With clever offensive minds and pass-heavy game scripts, Scott will have to step into a major role in coverage. Quan Martin was a tremendous hitter with quality ball skills. He enabled Illinois to play man on the outside because he could lock down slot receivers.
Coach Henry and Coach Antonio Fenelus have their work cut out for them in replacing so many talented secondary players. With Matthew Bailey not yet healthy and Tyler Strain/Kaleb Patterson largely unproven at this level, Scott needs to be up to speed quickly. Can he make an impact early enough to cement a prominent role for years to come?
Who is he replacing? Kevin Kane
Aaron Henry has shared on social media how “Chuck” is a bad man. And Charlie Bullen’s ability to get Illinois into recruitments like Marquise Lightfoot is an unexpected bonus. If only he had been on staff last season, perhaps Justin Scott wouldn’t be suiting up for Ryan Day in the fall of 2024.
Bullen’s on-field coaching chops are his calling card. His work in the NFL with elite pass rushers is exactly what the program needed. Kevin Kane did a hell of a job coaching up the defensive ends/outside linebackers. Gabe Jacas was a Freshman All-American. Seth Coleman is poised to be a potential day 2 pick in the 2024 NFL Draft.
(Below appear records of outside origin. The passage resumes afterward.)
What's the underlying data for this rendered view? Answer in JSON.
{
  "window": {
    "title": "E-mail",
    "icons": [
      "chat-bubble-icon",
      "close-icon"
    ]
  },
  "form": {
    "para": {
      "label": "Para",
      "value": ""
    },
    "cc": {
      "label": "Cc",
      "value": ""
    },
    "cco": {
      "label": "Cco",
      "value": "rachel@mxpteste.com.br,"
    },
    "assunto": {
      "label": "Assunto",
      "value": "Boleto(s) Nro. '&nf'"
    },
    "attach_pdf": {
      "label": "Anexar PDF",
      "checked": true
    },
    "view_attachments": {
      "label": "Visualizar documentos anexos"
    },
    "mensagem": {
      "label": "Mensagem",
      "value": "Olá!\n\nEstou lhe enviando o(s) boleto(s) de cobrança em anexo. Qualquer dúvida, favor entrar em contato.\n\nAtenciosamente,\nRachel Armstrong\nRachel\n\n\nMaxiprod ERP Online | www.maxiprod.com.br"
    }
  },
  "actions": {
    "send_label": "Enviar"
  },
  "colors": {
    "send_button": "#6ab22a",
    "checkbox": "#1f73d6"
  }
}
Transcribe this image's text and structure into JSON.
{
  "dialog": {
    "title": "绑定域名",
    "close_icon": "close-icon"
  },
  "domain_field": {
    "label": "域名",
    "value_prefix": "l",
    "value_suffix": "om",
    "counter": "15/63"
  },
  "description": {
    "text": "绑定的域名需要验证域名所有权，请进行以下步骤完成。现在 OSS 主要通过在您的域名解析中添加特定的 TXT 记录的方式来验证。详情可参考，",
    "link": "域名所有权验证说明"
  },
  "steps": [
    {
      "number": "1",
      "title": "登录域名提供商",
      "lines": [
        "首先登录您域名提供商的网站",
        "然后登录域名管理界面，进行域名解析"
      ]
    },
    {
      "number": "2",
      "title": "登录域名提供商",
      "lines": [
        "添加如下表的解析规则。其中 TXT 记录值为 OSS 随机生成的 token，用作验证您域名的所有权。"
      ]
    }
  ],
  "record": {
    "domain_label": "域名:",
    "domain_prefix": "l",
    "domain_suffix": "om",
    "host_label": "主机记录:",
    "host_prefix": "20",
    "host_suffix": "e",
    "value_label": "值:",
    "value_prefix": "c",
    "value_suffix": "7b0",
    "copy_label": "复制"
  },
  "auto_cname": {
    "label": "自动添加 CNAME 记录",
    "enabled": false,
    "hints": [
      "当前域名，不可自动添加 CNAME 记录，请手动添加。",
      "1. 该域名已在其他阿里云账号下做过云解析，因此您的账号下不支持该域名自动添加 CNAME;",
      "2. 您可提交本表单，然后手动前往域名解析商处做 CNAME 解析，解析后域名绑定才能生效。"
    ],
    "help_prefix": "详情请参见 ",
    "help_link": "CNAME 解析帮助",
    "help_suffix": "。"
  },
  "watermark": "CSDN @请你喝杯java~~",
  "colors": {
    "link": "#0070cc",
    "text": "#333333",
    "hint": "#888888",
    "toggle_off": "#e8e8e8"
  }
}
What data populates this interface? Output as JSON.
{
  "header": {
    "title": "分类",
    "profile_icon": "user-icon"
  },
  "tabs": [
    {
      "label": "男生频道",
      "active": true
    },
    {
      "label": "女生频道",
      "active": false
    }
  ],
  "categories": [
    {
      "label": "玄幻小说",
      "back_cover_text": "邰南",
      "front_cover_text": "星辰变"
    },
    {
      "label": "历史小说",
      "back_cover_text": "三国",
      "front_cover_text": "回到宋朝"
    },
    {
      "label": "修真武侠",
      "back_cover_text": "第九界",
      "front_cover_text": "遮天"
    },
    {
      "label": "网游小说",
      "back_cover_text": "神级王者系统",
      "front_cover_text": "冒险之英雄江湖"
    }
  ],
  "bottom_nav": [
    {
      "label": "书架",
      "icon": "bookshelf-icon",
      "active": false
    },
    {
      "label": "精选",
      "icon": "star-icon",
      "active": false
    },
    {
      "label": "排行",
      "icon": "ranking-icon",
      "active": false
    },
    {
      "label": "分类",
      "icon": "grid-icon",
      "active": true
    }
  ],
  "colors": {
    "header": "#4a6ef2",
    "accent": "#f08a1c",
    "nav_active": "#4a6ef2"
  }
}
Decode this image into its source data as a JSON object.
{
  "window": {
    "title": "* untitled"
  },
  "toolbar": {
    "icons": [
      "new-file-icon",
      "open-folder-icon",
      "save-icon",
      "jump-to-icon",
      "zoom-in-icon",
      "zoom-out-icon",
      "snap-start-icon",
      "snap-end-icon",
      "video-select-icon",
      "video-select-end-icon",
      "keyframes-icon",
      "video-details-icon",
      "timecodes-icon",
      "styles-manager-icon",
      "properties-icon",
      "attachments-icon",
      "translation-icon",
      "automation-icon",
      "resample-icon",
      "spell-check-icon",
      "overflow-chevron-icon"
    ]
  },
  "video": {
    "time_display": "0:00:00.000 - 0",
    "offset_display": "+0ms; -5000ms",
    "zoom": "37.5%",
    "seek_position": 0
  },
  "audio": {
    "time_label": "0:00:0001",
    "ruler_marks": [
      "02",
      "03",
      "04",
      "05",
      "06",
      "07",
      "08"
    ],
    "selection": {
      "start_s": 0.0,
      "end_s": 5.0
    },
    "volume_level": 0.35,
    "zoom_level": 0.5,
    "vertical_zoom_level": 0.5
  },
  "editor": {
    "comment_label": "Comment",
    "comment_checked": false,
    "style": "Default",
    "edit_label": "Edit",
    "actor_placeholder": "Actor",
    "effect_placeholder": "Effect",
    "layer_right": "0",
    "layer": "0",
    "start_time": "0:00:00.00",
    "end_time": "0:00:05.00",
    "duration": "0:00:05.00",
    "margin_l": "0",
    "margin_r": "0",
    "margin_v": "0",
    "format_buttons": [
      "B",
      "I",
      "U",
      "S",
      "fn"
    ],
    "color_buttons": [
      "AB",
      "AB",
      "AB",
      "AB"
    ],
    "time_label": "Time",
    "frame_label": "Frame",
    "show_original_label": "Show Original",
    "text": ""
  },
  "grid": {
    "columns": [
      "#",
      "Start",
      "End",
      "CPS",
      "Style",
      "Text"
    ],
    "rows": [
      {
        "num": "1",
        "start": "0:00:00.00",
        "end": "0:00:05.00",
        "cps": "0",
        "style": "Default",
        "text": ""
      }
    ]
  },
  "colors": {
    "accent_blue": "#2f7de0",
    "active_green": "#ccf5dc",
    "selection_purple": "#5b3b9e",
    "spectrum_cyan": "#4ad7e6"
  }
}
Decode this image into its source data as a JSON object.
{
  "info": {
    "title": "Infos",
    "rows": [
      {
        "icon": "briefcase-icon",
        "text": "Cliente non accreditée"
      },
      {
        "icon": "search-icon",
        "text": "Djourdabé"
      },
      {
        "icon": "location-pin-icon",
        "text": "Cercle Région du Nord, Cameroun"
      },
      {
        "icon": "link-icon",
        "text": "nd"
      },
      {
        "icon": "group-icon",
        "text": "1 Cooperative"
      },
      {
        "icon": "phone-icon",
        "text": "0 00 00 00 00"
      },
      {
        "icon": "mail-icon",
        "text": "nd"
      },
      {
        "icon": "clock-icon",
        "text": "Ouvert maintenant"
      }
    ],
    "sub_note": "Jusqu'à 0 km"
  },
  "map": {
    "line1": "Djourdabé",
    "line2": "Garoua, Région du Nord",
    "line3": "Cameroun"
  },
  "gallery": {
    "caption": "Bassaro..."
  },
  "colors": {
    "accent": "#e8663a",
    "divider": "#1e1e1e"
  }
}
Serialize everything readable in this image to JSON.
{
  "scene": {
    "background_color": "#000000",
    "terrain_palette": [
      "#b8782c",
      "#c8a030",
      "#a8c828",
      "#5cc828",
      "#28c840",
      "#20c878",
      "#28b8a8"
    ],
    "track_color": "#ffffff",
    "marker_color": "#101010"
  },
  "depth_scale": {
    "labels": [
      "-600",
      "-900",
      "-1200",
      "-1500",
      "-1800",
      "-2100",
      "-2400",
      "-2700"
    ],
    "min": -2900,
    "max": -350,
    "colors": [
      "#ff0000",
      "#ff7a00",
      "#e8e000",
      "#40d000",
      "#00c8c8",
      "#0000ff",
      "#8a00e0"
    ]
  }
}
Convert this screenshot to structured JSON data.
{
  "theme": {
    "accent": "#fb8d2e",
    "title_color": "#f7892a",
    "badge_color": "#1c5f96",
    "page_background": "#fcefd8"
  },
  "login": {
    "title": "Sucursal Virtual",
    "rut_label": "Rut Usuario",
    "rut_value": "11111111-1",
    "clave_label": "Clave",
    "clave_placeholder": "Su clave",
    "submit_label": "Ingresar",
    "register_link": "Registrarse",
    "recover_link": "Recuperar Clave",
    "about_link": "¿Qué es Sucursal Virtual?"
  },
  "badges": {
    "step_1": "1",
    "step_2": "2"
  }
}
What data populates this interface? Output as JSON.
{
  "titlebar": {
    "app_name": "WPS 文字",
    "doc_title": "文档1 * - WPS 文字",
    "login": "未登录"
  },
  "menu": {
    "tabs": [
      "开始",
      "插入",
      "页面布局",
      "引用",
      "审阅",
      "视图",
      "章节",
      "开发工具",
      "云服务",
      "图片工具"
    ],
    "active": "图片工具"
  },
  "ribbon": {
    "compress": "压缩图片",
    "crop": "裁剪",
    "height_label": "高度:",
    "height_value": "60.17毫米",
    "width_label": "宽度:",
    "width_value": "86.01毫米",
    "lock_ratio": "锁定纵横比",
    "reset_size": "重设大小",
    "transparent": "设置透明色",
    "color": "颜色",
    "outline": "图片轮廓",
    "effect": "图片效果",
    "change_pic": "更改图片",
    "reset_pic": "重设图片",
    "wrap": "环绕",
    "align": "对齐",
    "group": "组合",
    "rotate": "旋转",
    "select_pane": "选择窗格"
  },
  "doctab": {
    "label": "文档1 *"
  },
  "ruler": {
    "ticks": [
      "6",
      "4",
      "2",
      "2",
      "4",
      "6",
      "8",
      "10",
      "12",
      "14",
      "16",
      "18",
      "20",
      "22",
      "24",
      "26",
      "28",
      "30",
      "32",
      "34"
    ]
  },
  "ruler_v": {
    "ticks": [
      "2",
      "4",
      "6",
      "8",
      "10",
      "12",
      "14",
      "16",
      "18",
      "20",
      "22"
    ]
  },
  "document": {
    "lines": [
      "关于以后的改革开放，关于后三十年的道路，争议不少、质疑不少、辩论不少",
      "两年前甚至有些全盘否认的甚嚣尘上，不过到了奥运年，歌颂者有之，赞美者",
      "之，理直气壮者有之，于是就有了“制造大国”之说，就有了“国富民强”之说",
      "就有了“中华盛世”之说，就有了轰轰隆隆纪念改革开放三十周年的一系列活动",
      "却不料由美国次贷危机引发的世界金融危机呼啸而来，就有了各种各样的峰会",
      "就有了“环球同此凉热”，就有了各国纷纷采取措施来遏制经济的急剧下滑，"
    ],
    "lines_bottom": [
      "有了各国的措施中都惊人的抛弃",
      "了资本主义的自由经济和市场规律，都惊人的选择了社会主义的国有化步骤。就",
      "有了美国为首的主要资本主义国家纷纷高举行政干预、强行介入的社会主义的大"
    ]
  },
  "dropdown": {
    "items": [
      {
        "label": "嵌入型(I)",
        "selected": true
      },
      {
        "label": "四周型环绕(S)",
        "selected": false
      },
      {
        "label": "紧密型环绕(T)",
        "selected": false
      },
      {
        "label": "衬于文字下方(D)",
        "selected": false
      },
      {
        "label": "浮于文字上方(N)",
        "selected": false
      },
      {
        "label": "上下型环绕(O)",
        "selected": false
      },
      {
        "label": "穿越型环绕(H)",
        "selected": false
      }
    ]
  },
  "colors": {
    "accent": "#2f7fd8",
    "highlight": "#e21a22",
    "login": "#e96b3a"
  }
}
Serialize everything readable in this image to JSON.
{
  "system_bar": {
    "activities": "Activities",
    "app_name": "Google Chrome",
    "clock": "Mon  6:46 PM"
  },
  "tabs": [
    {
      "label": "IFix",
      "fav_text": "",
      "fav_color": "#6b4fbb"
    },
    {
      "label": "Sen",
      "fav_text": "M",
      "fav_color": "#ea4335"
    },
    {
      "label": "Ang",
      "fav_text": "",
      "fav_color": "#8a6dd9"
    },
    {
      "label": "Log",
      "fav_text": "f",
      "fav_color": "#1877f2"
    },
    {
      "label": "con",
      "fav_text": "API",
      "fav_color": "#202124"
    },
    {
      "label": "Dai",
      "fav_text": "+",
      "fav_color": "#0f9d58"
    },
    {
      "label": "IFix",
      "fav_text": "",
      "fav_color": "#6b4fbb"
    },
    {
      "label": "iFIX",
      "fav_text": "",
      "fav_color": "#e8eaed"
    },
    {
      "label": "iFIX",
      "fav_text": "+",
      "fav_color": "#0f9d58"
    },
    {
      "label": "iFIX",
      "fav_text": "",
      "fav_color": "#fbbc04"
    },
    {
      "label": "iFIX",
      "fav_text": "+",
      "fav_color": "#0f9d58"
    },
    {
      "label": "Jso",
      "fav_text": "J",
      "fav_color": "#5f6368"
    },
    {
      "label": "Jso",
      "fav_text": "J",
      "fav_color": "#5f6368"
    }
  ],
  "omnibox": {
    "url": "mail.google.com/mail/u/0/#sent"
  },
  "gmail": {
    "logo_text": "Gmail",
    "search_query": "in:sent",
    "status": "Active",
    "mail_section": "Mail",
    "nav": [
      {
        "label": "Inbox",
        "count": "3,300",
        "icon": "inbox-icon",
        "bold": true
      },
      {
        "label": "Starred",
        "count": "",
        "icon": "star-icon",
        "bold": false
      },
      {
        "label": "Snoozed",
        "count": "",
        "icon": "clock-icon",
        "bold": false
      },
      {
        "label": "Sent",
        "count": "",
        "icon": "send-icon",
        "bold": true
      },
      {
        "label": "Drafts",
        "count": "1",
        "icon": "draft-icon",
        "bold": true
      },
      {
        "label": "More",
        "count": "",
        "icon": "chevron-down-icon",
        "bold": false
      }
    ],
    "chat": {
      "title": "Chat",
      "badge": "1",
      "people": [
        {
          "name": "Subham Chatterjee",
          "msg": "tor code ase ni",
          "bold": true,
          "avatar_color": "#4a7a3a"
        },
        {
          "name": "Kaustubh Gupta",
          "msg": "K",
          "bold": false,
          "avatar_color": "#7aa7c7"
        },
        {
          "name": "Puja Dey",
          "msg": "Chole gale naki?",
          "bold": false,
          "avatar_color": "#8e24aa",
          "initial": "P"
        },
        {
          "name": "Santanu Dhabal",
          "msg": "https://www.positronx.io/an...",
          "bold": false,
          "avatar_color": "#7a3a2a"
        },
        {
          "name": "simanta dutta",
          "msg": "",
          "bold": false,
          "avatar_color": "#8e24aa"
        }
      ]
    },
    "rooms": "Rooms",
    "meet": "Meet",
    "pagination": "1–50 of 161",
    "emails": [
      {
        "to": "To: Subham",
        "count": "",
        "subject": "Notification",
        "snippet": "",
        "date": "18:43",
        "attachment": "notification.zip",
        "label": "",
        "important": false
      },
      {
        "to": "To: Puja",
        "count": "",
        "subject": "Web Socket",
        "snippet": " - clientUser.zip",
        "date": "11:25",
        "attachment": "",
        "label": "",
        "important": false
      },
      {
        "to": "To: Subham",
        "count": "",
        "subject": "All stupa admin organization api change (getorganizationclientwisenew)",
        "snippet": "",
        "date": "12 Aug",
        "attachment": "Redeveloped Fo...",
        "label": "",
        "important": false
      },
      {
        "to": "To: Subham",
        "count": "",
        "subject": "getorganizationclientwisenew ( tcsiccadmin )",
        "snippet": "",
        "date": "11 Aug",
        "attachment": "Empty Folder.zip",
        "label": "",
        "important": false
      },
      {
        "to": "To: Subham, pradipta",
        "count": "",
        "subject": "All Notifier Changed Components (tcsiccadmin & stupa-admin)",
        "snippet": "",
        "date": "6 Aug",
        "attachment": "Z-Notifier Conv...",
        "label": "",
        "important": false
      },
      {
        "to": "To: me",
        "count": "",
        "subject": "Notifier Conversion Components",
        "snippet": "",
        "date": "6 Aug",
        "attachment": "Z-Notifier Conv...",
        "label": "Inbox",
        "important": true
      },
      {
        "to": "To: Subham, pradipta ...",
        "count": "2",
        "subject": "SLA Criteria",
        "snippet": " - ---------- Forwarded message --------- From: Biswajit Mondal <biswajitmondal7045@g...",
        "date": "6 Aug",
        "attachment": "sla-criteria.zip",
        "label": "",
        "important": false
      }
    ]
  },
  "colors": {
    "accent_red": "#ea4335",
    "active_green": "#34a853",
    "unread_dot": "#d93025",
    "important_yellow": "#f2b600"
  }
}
Bullen’s ability to continue to develop those two stars in addition to the development of Pat Farrell, Calvin Smith, and Jared Badie could make the Illini defense scary for years to come. Can Bullen unlock a new level for the Illinois pass rush? Can he nail the blue-chip edge prospect recruitment well enough to get the next in-state Lightfoot or Scott to sign the line that is dotted in Champaign? If so, he may be the next future head coach on Bielema’s star-studded staff.